- Auxiliary-input security against subexponentially-hard functions.

We introduce homomorphic weak pseudorandom functions, a homomorphic version of the weak PRFs proposed by Naor and Reingold (FOCS \'95) and use them to realize our base encryption scheme. We obtain homomorphic weak PRFs under assumptions including subgroup indistinguishability (implied, in particular, by QR and DCR) and homomorphic hash-proof systems (HHPS). As corollaries of our results, we obtain (1) a projection-secure encryption scheme (as well as a scheme with a (1-o(1)) resilience rate) based solely on the HHPS assumption, and (2) a unifying approach explaining the results of Boneh et al (CRYPTO \'08) and Brakerski and Goldwasser (CRYPTO \'10). Finally, by observing that Applebaum\'s KDM amplification method (EUROCRYPT \'11) preserves both types of leakage resilience, we obtain schemes providing at the same time high leakage resilience and KDM security against any fixed polynomial-sized circuit family.

15:17 [Pub][ePrint]

We introduce a matrix decomposition method and prove

that multiplication in GF$(2^k)$ with a Type 1 optimal normal

basis for can be performed using $k^2-1$ XOR gates irrespective

of the choice of the irreducible polynomial generating the field.

The previous results achieved this bound only with special

irreducible polynomials. Furthermore, the decomposition method

performs the multiplication operation using $1.5k(k-1)$ XOR gates

for Type 2a and 2b optimal normal bases, which matches previous

bounds.

15:17 [Pub][ePrint]

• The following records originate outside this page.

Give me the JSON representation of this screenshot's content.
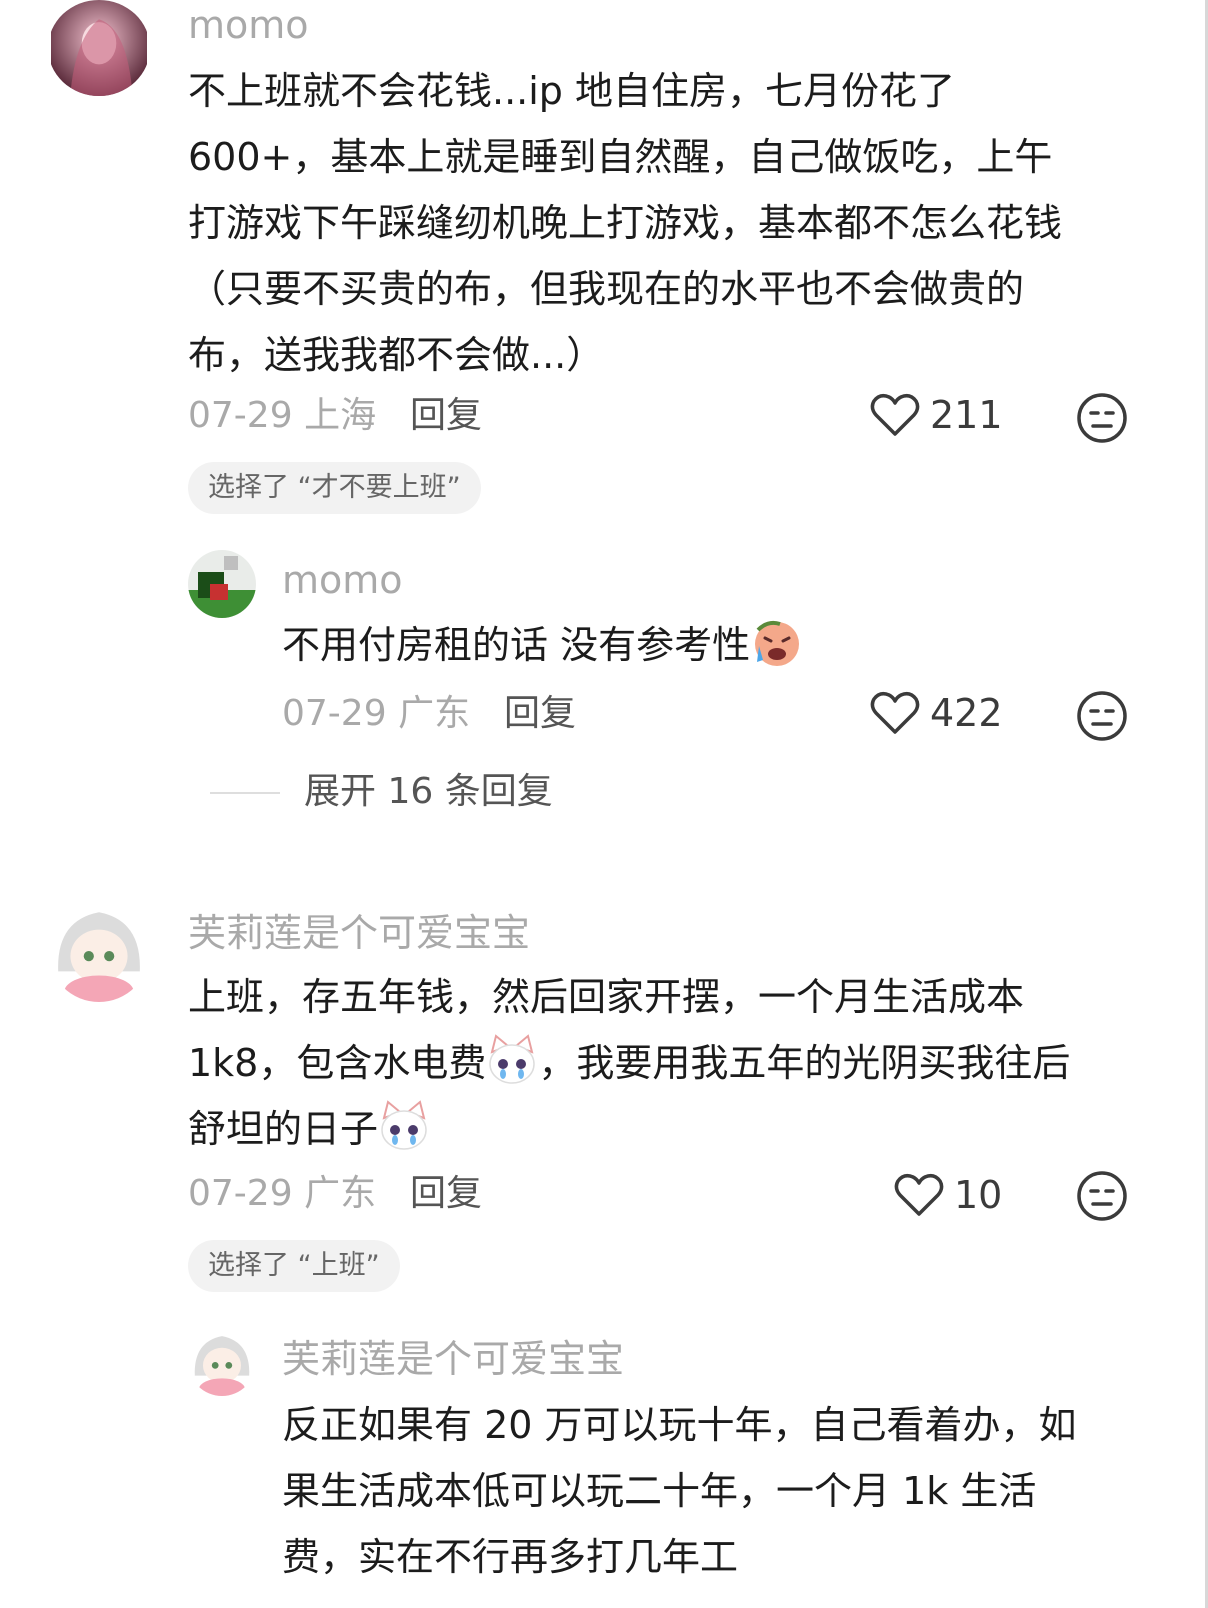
{
  "comments": [
    {
      "user": "momo",
      "lines": [
        "不上班就不会花钱...ip 地自住房，七月份花了",
        "600+，基本上就是睡到自然醒，自己做饭吃，上午",
        "打游戏下午踩缝纫机晚上打游戏，基本都不怎么花钱",
        "（只要不买贵的布，但我现在的水平也不会做贵的",
        "布，送我我都不会做...）"
      ],
      "date": "07-29",
      "location": "上海",
      "reply_label": "回复",
      "likes": "211",
      "tag": "选择了 “才不要上班”",
      "replies": [
        {
          "user": "momo",
          "text": "不用付房租的话 没有参考性",
          "emoji": "crying-face-icon",
          "date": "07-29",
          "location": "广东",
          "reply_label": "回复",
          "likes": "422"
        }
      ],
      "expand_label": "展开 16 条回复"
    },
    {
      "user": "芙莉莲是个可爱宝宝",
      "line1": "上班，存五年钱，然后回家开摆，一个月生活成本",
      "line2_a": "1k8，包含水电费",
      "line2_b": "，我要用我五年的光阴买我往后",
      "line3": "舒坦的日子",
      "emoji": "crying-cat-icon",
      "date": "07-29",
      "location": "广东",
      "reply_label": "回复",
      "likes": "10",
      "tag": "选择了 “上班”",
      "replies": [
        {
          "user": "芙莉莲是个可爱宝宝",
          "lines": [
            "反正如果有 20 万可以玩十年，自己看着办，如",
            "果生活成本低可以玩二十年，一个月 1k 生活",
            "费，实在不行再多打几年工"
          ]
        }
      ]
    }
  ],
  "colors": {
    "name": "#a9a9a9",
    "text": "#1c1c1c",
    "tag_bg": "#f2f2f2"
  }
}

Group signatures are a central cryptographic primitive which allows users to sign messages while hiding their identity within a crowd of group members. In the standard model (without the random oracle idealization), the most efficient constructions rely on the Groth-Sahai proof systems (Eurocrypt\'08). The structure-preserving signatures of Abe et al. (Asiacrypt\'12) make it possible to design group signatures based on well-established, constant-size number theoretic assumptions (a.k.a. simple assumptions\'\') like the Symmetric eXternal Diffie-Hellman or Decision Linear assumptions. While much more efficient than group signatures built on general assumptions, these constructions incur a significant overhead w.r.t.

constructions secure in the idealized random oracle model. Indeed, the best known solution based on simple assumptions requires 2.8 kB per signature for currently recommended parameters. Reducing this size and presenting techniques for shorter signatures are thus natural questions. In this paper, our first contribution is to significantly reduce this overhead. Namely, we obtain the first fully anonymous group signatures based on simple assumptions with signatures shorter than 2 kB at the 128-bit security level. In dynamic (resp. static) groups, our signature length drops to 1.8 kB (resp. 1 kB). This improvement is enabled by two technical tools. As a result of independent interest, we first construct a new structure-preserving signature based on simple assumptions which shortens the best previous scheme by 25%. Our second tool is a new method for attaining anonymity in the strongest sense using a new CCA2-secure encryption scheme which is simultaneously a Groth-Sahai commitment.

15:17 [Pub][ePrint]

There is a significant effort in building lightweight cryptographic operations, yet the proposed solutions are typically single-purpose modules that can implement a single functionality. In contrast, we propose BitCryptor, a multi-purpose, bit-serialized compact processor for cryptographic applications on reconfigurable hardware. The proposed crypto engine can perform pseudo-random number generation, strong collision-resistant hashing and variable-key block cipher encryption. The hardware architecture utilizes SIMON, a recent lightweight block cipher, as its core. The complete engine uses a bit-serial design methodology to minimize the area. Implementation results on the Xilinx Spartan-3 s50 FPGA show that the proposed architecture occupies 95 slices (187 LUTs, 102 registers), which is 10$\\times$ smaller than the nearest comparable multi-purpose design. BitCryptor is also smaller than the majority of recently proposed lightweight single-purpose designs. Therefore, it is a very efficient cryptographic IP block for resource-constrained domains, providing a good performance at a minimal area overhead.